Monday , June 25, 2018

Mongaya: Liv fights for life

KENNETH Dong was an asset to Liv Super Club until the P6.4 billion shabu controversy. Today, I won’t be surprised that his partners would call him an asshole.

I admit I no longer go to disco pubs since I retired from SunStar in August 2010. In fact, I haven’t been to Liv Super Club, though I’m thinking of checking it out in the next few days because of curiosity. So, until Mark Taguba mentioned Dong’s name in the ongoing Senate inquiry into the controversial shabu shipment, I haven’t heard of him.

But I think many fellow journalists also heard of Dong for the first time that day. News about him erroneously described the Manila-based businessman as Cebu-based. The reports also led us to believe that Dong was “The Man” at Liv Super Club.

Now we know that he is only a minority shareholder and not part of management. But his involvement in the controversial shabu shipment has triggered a crisis of sorts for the club. Netizens and mainstream media, even government, have begun looking into the businesses of the other partners. Wa man silay labot sa kalaki ni Dong sa Manila apan mura na sab og sad-an sila kon manganlan.
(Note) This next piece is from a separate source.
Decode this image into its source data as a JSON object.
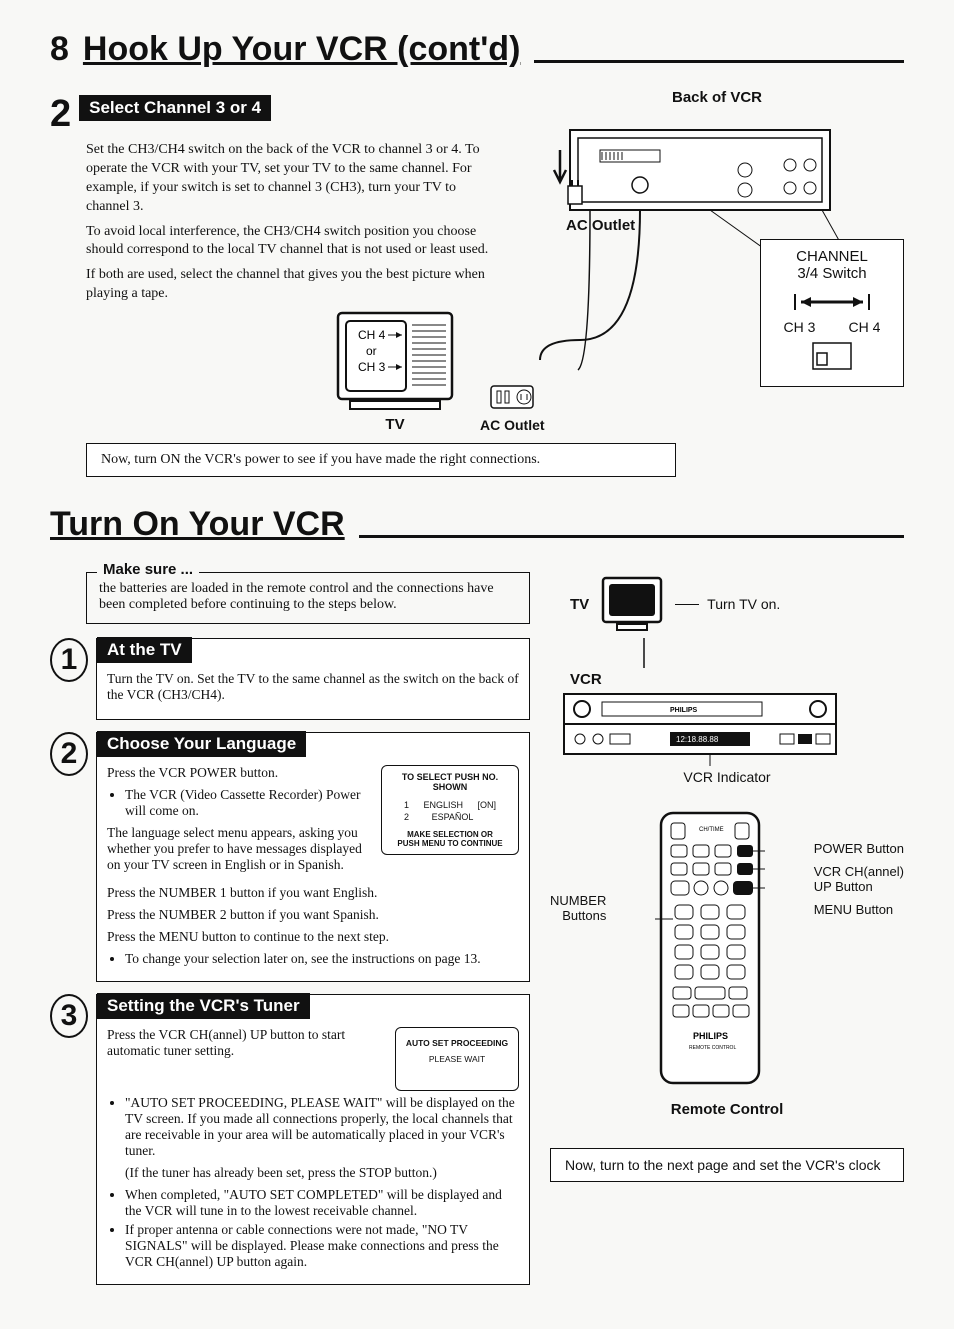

Even a story on PDEA clearing Liv had headings like “Drugs available in club.”

Noting a drop in the club’s guests, the operations manager BenRay Conti, in an interview by reporters, expressed fears that if they can’t recover, management might close the bar. Sayang. Liv Super Club has become a landmark in the night life scene for both locals and tourists. Luoy sab ilang over 100 employees.

However, it is my impression that Liv is not giving up. A Mandaue City Hall friend texted that the club paid their amusement tax.

The club’s 130,000 social media followers are also expressing their support. Let’s see if this will be a lifeline for a club fighting for its life.


Cebu City Mayor Tomas Osmeña recently showed that he won’t hesitate to close down establishments without business permits even if the owners are close to him.

I don’t buy the revenge narrative the owners of Rico’s Lechon put forward in a recent press conference. They are now saying that the action of City Hall happened after the Dionsons said they would end their business partnership on July 21, 2017.

But screenshots of chats between business partners Bea Villegas-Osmeña and the Dionson children showed otherwise. One screenshot showed Bea expressing concern about the business permit of the Mabolo branch as early as February 2, 2017.

Apparently, this was not taken seriously until City Hall served warnings and a show-cause order. The chats reflected nothing that could be interpreted as evidence of an internal dispute.

Frankly, I thought fighting City Hall was the wrong course of action especially when the revenge narrative has gaping holes.